Sarongs are not just for women.  A sarong in a solid color or a "manly" print takes up very little space and also works for men as an after-bath wrap, summer wear around the house or if you are working outdoors or on the beach (men in Thailand wear them all the time), or a beach towel.

If you learn to wrap and tuck them properly -- it just takes a little practice -- they really do stay firmly in place and do not fall off.  

Consider the possibilities of having so many dresses, skirts, bathrobes, curtains tablecloths and more tucked into a shoebox-sized space in a drawer.  Try to imagine how many items you could do without if you had a few sarongs of your own.


Monday, February 27, 2012

"Use The Good Stuff"

I follow the philosophy of, "USE the good stuff.  Use it now. What are you saving it for?  Get rid of your mismatched plastic plates from college and use the china you inherited from Grandma.  You're a grownup.  You can do that."

But sometimes we end up with more of the "good stuff" than we can actually use.

Tonight's post will be brief.  I recently spoke to a woman whose elderly mother cherished, but almost never used, her own wedding china and crystal, and the china and crystal she inherited from her mother, and the set she inherited from her grandmother.  She used these things less than one hundred times in her long life: for Easter, Thanksgiving and Christmas dinners.

The very last time this lovely lady's cherished dishes were used was at the reception given by her daughter at her mother's home after her mother's funeral.

And now the daughter wonders what to do with all these things she has, in her turn, inherited.

Think of the cubic feet taken up by generations of china, "good towels," and "good linens."  Things "too good to use."  Think of the extra square feet in the house you bought, the extra dollars on the mortgage you pay, the extra cubic feet of space lost to relax in, the extra expense of cabinet work or china cabinets to house these collections, and the extra utilities consumed in heating and cooling these storage shelves decade after decade, while you follow the tradition of using the "good stuff" only on major holidays and use yet another set of "casual" dishes for daily meals.

Wouldn't it make more sense to keep one favorite dinner seating -- perhaps up to eight people, no more?
Few people entertain huge numbers of people on a regular basis these days.  If you have an occasion where you simply must have dessert cups and wine glasses for fifty, rent plates and glassware!

Meanwhile, scout out children, nieces, cousins and nephews of marriageable age.  Talk about how the various sets of china and crystal have been in the family for generations, and wouldn't it be nicer to have a complete set of granny's lovely old dishes, and keep them in the family, than to hope their wedding guests purchase some of the new china and crystal they chose for their wedding registry, and then inevitably have to fill in the missing bits at great expense?

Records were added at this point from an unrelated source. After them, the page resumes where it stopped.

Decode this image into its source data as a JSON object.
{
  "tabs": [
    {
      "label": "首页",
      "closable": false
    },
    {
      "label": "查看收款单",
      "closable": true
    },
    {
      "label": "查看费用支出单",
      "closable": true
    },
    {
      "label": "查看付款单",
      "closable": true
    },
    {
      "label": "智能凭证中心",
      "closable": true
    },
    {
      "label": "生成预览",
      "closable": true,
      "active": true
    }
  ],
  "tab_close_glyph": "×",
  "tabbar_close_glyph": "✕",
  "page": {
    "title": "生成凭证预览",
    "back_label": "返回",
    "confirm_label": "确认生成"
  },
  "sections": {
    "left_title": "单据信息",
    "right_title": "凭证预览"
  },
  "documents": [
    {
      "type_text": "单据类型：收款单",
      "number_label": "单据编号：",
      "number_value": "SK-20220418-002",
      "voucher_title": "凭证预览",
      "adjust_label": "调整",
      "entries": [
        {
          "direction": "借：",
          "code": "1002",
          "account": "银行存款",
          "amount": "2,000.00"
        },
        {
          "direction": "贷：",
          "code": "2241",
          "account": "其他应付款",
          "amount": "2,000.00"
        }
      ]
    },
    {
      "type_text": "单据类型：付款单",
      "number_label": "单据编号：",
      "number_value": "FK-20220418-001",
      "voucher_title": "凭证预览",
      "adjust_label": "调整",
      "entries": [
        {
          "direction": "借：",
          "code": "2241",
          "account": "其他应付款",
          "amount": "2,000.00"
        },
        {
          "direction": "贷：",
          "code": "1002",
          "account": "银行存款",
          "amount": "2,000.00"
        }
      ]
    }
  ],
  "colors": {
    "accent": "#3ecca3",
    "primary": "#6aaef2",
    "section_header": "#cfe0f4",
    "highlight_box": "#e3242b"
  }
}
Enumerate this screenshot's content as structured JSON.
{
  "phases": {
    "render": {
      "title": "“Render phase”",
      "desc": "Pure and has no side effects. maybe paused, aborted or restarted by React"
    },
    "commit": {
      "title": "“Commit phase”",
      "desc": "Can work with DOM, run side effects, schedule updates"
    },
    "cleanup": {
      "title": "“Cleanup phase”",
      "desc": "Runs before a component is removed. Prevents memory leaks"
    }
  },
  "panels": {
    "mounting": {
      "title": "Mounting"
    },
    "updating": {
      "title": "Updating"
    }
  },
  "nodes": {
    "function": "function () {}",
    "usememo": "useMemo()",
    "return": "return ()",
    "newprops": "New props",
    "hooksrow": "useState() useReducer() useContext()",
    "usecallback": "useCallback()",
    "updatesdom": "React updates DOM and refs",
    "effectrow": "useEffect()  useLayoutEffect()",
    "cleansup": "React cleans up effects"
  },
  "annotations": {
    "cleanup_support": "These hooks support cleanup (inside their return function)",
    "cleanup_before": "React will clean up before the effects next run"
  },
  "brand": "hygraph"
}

If you have a family which passes on a lot of these things, imagine how much clutter you could eliminate from your home if you matched up ancient china sets, cleaned them properly, and passed then on to the next generation.